CNN published an article on Tuesday based on interviews with dozens of people speaking anonymously about sexual harassment on Capitol Hill that revealed an unwritten roster of male legislators notorious for their alleged inappropriate behavior, which multiple people referred to as the “creep list.”
According to CNN, two congressmen from California and Texas were independently singled out by multiple people:
More than half a dozen interviewees independently named one California congressman for pursuing female staffers; another half dozen pointed to a Texas congressman for engaging in inappropriate behavior. CNN is not naming either of those lawmakers because the stories are unverified.
The existence of different forms of Shitty Congressmen lists is nothing new—back in 2015, Vox reported on the experience of a strategist who, upon moving to D.C., had “three different women give her lists of which members of Congress she should avoid being alone in a room with. The lists included members from both parties, and there were enough of them that all three lists had different names.”
Congress’s outdated sexual harassment policies have also recently come under increased scrutiny. Capitol Hill staffers can file complaints to the Office of Compliance, an independent agency whose process just for reporting incidents can drag on for months.
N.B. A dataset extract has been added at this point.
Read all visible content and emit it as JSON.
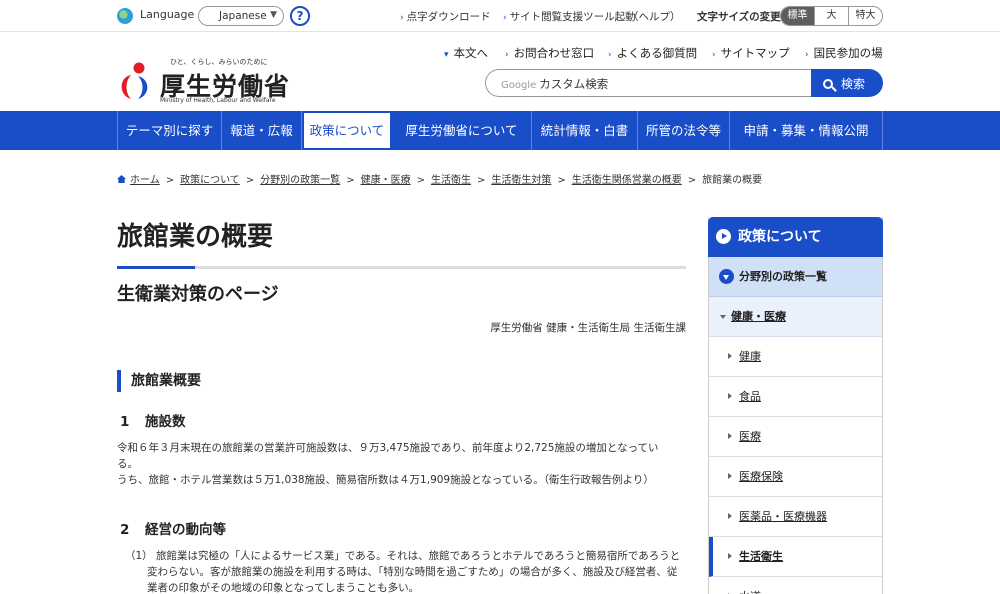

Unlike most other federal agencies, Congress does not require sexual harassment training.
Post-Harvey Weinstein, more than 1,500 congressional aides signed a letter to push lawmakers to address the inadequacy of their own policies. Last week, the Senate passed legislation requiring mandatory sexual harassment training for senators and aides. They have yet to streamline the OOC’s lengthy reporting process, but both Senator Kirsten Gillibrand and Representative Jackie Speier are pushing for legislation to do so.
The Weinstein moment has forced many industries to confront their failings when it comes to sexual harassment and abuse. While implementing more robust reporting processes and training will surely help protect staffers on Capitol Hill, the problem runs deep. As Alexis Ronickher, an employment lawyer who works with numerous Hill clients, recently told me, “I don’t think the policies are out of date, they’re exactly how Congress intended them to be. Which is to provide more protection and create more hurdles for staffers than other folks have.”
It’s an entrenched issue that won’t completely go away, even with better policies. Congress has extremely lopsided gender and racial dynamics—only 19% of elected representatives are women and only 19% are non-white. And when the allegations of child sexual abuse against U.S. Senate candidate Roy Moore first came out, we saw a not insignificant number of male Republican lawmakers drag their feet in condemning a member of their party.
As Rebecca Traister wrote in New York magazine on Monday about the recent Democratic electoral sweep, where multiple women, including women of color and LGBTQ women, won elections over male candidates:“This wasn’t just about retribution; it was about replacement.” Likewise, rooting out the members of Congress’s “creep list” will also require fully replacing those creeps by getting them out of the halls of our nation’s Capitol.